 EASTERN SEAS . . . WESTERN STREAMS: After China's rivers flow into the eastern sea, they ascend to become the Star River (Milky Way) and flow back across the sky to descend again in the west, forming the headwaters of the rivers again.
 Li Po's way of life often led him to inns and winehouses where courtesans entertained guests with a popular songform called tz'u. Probably imported from Li Po's native central Asia, tz'u had been considered unfit for serious poets. Not surprisingly, Li Po was the first major poet to ignore this convention. Each tz'u had a different songform, and poets would write lyrics that fit the music, which meant using quite irregular line lengths. Here, the title of the original tz'u is "Ch'ing P'ing," hence: "Ch'ing P'ing Lyrics." Tz'u thereafter grew in importance as a serious poetic form, eventually becoming the distinctive form of the Sung Dynasty.
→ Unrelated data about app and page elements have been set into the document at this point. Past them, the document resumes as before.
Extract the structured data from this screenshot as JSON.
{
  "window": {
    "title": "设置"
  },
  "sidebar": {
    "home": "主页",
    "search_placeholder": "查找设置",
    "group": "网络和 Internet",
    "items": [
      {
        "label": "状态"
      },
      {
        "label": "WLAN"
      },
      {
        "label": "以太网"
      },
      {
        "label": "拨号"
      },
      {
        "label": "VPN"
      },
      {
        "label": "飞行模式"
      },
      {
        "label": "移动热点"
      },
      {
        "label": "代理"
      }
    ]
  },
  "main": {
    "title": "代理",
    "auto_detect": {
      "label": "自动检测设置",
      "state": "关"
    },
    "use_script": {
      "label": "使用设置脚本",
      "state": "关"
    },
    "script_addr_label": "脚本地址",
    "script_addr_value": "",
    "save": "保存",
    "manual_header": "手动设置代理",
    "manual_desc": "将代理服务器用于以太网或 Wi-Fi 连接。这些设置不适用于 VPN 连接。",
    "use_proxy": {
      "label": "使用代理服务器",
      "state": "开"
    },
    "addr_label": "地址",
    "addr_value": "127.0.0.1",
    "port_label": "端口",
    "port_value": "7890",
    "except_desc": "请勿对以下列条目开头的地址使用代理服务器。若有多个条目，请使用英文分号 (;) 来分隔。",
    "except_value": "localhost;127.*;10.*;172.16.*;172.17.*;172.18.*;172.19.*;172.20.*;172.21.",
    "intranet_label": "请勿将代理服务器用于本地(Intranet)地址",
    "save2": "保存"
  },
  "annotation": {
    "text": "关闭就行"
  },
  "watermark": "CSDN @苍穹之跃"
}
 Another kind of yueh-fu the traditional form for poems of social protest, which allows rather extreme metrical irregularities. As is often the case with T'ang Dynasty yueh- fu, it is set in the Han Dynasty - a convention used when the poem was likely to offend those in power (here the protest would be against the expansionist militarism of the government). The speaker here is a soldier.
 HSIUNG-NU: war-like nomadic peoples occupying vast regions from Mongolia to Central Asia during the Han Dynasty. They were a constant menace on China's northern frontier.
 SILKWORMS . . . SLEPT THREE TIMES: Silkworms, which feed on mulberry leaves, go through three or four cycles of feeding and sleeping each spring and summer before spinning their cocoons.
 MOON-RABBIT: According to popular myth, there is a rabbit on the moon under a cinnamon tree. There it pounds a balm of immortality using, among other things, sap and bark from the tree.
 TIMELESS FU-SANG TREE: The sun is, also according to popular myth, ten crows- one for each day of the week. Each day, one sun-crow rises from the vast fu-sang (mulberry) tree in the far east. After setting, it waits in the tree's branches until its turn to rise comes again, ten days later.
 Calling- up such passages as "like the timelessness of South Mountain" in the Book of Songs (Shih Ching, 166/6), South Mountain came to have a kind of mythic stature as the embodiment of the elemental and timeless nature of the earth.
Copyright 2013-2015 Robert J. Comeau